Kornberg, A., and Pricer, W. E., J. Biol. Chem. 191, 535 (1951). Kornberg, A,, and Pricer, W. E., / . Biol. Chem. 186, 557 (1950). von Euler, H., and Vestin, R., Ark. Kemi. Mineral. Geol. 12B, No. 44 (1938).

NUCLEOTIDES AND NUCLEOSIDES

283

observed with crude pigeon liver fractions. 95 More recently, an enzyme has been partially purified from autolysates of ale yeast 96 which carries out the following reaction: D P N + A T P -* T P N + adenosine diphosphate

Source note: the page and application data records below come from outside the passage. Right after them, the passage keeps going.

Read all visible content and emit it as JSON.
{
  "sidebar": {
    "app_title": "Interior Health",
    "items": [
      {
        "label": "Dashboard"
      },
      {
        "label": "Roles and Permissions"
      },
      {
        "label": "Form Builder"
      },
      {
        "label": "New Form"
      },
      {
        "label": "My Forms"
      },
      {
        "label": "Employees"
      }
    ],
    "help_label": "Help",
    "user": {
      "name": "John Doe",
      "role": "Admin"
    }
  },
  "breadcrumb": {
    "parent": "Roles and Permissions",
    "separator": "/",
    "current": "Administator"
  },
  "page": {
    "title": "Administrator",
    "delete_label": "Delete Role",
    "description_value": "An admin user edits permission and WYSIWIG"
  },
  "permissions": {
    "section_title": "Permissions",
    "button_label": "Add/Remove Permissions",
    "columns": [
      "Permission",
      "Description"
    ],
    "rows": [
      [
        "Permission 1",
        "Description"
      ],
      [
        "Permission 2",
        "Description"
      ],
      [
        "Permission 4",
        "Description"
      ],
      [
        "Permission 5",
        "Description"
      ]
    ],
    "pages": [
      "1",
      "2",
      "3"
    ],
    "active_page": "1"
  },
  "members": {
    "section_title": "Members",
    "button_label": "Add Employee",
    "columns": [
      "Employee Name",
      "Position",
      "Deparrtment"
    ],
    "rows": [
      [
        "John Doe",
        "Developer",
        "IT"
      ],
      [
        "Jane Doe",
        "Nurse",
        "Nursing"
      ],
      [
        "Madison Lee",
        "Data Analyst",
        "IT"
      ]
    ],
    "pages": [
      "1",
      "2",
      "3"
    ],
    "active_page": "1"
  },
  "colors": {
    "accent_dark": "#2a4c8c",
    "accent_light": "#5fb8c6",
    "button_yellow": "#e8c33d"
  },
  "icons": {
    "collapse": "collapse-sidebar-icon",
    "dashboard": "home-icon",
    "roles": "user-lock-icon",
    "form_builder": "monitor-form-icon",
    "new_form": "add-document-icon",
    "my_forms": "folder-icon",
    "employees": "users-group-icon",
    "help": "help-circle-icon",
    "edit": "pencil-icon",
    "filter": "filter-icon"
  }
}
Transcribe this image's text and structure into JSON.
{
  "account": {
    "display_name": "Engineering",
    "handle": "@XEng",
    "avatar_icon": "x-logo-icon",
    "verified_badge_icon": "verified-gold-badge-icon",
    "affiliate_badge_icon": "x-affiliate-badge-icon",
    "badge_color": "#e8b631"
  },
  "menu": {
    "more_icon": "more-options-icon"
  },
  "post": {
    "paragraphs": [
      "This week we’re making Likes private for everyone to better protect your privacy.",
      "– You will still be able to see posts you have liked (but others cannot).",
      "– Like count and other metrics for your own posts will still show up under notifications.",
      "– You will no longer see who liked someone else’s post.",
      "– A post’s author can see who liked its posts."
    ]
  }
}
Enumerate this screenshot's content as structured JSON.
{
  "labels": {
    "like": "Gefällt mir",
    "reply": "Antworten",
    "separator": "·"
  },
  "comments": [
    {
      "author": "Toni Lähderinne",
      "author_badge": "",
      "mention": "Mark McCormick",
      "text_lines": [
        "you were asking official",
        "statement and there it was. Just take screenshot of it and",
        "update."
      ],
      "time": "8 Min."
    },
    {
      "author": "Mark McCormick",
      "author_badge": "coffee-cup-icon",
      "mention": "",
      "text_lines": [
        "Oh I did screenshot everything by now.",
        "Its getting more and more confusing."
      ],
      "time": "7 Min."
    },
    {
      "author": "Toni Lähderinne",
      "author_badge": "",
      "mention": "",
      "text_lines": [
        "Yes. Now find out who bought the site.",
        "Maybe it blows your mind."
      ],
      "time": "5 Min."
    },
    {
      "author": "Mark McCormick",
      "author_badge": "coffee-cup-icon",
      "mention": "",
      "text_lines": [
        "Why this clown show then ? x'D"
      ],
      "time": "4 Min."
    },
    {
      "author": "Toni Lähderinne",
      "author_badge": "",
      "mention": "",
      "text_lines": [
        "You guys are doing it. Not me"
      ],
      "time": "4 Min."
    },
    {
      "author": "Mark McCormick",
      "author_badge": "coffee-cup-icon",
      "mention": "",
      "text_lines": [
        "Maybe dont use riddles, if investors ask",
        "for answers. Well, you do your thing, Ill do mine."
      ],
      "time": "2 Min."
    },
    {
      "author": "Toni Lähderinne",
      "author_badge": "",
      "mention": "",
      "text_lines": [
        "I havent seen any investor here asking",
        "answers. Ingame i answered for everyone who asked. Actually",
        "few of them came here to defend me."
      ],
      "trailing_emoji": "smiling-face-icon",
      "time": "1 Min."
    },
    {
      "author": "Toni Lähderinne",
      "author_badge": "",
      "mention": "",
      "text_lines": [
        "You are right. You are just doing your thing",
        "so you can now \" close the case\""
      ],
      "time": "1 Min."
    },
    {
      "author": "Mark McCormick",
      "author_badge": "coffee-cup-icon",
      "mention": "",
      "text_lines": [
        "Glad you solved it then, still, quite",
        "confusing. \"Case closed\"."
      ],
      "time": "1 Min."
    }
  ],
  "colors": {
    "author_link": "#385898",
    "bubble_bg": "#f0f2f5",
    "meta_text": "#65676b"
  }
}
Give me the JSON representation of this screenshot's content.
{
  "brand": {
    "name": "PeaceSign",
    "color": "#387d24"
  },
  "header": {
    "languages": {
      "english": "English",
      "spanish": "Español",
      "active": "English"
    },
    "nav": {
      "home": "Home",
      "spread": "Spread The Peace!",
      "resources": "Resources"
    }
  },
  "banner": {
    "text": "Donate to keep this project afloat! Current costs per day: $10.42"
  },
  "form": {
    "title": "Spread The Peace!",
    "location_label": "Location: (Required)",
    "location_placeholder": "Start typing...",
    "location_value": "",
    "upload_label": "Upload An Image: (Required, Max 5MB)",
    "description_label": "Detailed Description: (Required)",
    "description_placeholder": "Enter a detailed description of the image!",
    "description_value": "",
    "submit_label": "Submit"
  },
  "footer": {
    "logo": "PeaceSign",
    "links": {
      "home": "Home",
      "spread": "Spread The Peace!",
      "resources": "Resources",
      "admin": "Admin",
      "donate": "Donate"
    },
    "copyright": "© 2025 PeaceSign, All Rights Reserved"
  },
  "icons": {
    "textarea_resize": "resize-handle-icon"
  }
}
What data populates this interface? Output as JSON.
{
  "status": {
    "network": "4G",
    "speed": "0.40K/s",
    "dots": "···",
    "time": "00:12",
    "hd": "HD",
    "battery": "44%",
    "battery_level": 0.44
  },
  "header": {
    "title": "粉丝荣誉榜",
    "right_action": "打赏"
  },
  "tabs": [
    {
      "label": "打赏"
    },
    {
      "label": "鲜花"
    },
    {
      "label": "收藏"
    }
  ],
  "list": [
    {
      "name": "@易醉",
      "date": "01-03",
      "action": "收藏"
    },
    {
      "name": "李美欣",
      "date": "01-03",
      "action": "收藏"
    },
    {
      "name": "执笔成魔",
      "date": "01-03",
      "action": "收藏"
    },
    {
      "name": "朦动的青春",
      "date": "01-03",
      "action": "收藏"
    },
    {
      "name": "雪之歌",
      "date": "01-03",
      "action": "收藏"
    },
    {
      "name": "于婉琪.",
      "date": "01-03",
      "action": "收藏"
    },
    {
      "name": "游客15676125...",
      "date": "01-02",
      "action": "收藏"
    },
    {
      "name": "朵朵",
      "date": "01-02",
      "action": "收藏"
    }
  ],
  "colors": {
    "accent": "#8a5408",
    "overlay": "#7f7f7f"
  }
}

The same system converts the reduced form of DPN to the reduced form of TPN. Manganese or magnesium ions are required for the reaction. c. Conversion of TPN to DPN TPN can be dephosphorylated to DPN by phosphatases present in crude yeast juice 97 and potato extract. 79 Recently the activity has been purified 450-fold from extracts of pig kidney cortex. 98 The properties of the purified enzyme resemble those of alkaline phosphatase, and it splits other nucleotides than TPN. Also, highly purified preparations of alkaline phosphatase are very active in converting TPN to DPN. The question remains open as to whether or not a specific enzyme exists which catalyzes this reaction. d. Pyridine Nucleotide Transhydrogenase Another mechanism for the interconversion of the pyridine nucleo­ tides involves the enzyme pyridine nucleotide transhydrogenase, which has been purified from extracts of Pseudomonas fluorescens.99'100 It cata­ lyzes a number of reactions, of which two are given below. (The reduced coenzymes are represented as T P N H and DPNH.) T P N H + D P N -> T P N + D P N H T P N H + desamino-DPN -> T P N + d e s a m i n o - D P N H

The reaction appears to involve an electron, or hydrogen, transfer rather than a transfer of phosphate; otherwise desamino-TPNH would be 95

Mehler, A. H., Kornberg, A., Grisolia, S., and Ochoa, S., J. Biol. Chem. 174, 961 (1948). 96 Kornberg, A., J. Biol. Chem. 182, 805 (1950). 97 von Euler, H., and Adler, E., Hoppe-Seyler's Z. physiol. Chem. 252, 41 (1938). 98 Sanadi, D . R., Arch. Biochem. and Biophys. 35, 268 (1952). 99 Colowick, S. P., Kaplan, N . O., Neufeld, E . F., Ciotti, M. M., / . Biol. Chem. 195, 95 (1952). 100 Kaplan, N . O., Colowick, S. P., and Neufeld, E. F., J. Biol. Chem. 195, 107 (1952).

284

LEON A. HEPPEL

formed from desamino-DPN. Some evidence for the reversibility of the first reaction has been obtained by coupling the system with TPN specific cytochrome c reductase. 101 The transhydrogenase reaction also occurs in rat heart. 5. FLAVIN ADENINE DINUCLEOTIDE

FAD is similar in structure to DPN. It differs in that riboflavin replaces the nicotinamide riboside moiety. It is formed when red blood cells are incubated with riboflavin.102 A purified enzyme system from yeast catalyzes the synthesis of this coenzyme from ATP and flavin mononucleotide. 103 A T P + flavin mononucleotide